The International Space Station (ISS) is a closed system inhabited by microorganisms originating from life support systems, cargo, and crew that are exposed to unique selective pressures such as microgravity. To date, mandatory microbial monitoring and observational studies of spacecraft and space stations have been conducted by traditional culture methods, although it is known that many microbes cannot be cultured with standard techniques. To fully appreciate the true number and diversity of microbes that survive in the ISS, molecular and culture-based methods were used to assess microbial communities on ISS surfaces. Samples were taken at eight pre-defined locations during three flight missions spanning 14 months and analyzed upon return to Earth. The results reveal a diverse population of bacteria and fungi on ISS environmental surfaces that changed over time but remained similar between locations. The dominant organisms are associated with the human microbiome and may include opportunistic pathogens. This study provides the first comprehensive catalog of both total and intact/viable bacteria and fungi found on surfaces in closed space systems and can be used to help develop safety measures that meet NASA requirements for deep space human habitation. The results of this study can have significant impact on our understanding of other confined built environments on the Earth such as clean rooms used in the pharmaceutical and medical industries. https://doi.org/10.1186/s40168-019-0666-x

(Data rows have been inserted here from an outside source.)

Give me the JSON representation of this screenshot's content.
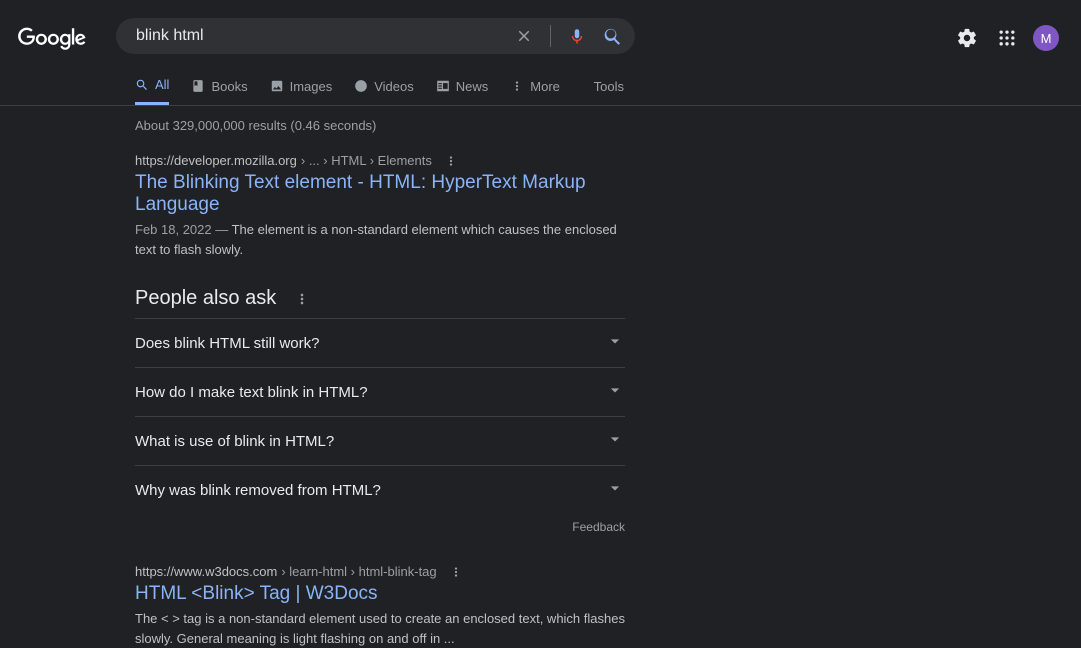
{
  "search": {
    "query": "blink html",
    "placeholder": ""
  },
  "header": {
    "avatar_initial": "M"
  },
  "tabs": {
    "all": "All",
    "books": "Books",
    "images": "Images",
    "videos": "Videos",
    "news": "News",
    "more": "More",
    "tools": "Tools"
  },
  "stats": "About 329,000,000 results (0.46 seconds)",
  "results": {
    "r1": {
      "domain": "https://developer.mozilla.org",
      "path": " › ... › HTML › Elements",
      "title": "The Blinking Text element - HTML: HyperText Markup Language",
      "date": "Feb 18, 2022 — ",
      "snippet": "The                element is a non-standard element which causes the enclosed text to flash slowly."
    },
    "r2": {
      "domain": "https://www.w3docs.com",
      "path": " › learn-html › html-blink-tag",
      "title": "HTML <Blink> Tag | W3Docs",
      "snippet": "The            <         > tag is a non-standard element used to create an enclosed text, which flashes slowly. General            meaning is light flashing on and off in ..."
    }
  },
  "paa": {
    "heading": "People also ask",
    "q1": "Does blink HTML still work?",
    "q2": "How do I make text blink in HTML?",
    "q3": "What is use of blink in HTML?",
    "q4": "Why was blink removed from HTML?",
    "feedback": "Feedback"
  }
}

Posts tagged fungi
“Ethereum won’t enable computers to become as socially intelligent as primates, but it might make them as emergent as funghi and ants—which in terms of biomass are the dominant species on the planet.”
A NASA-led team of scientists has developed the first-ever method for detecting the presence of different types of underground forest fungi from space, information that may help researchers predict how climate change will alter forest habitats.
“Our members do not recoil from the future. We believe that life on earth is embarked on a unique trajectory, one that will not be repeated. We believe that the outward journey has entailed a long and intricate interweaving of the interests of all living things. We believe that the homeward path will entail the systematic unweaving of those threads. We believe we are eminently suited for a role in this process.”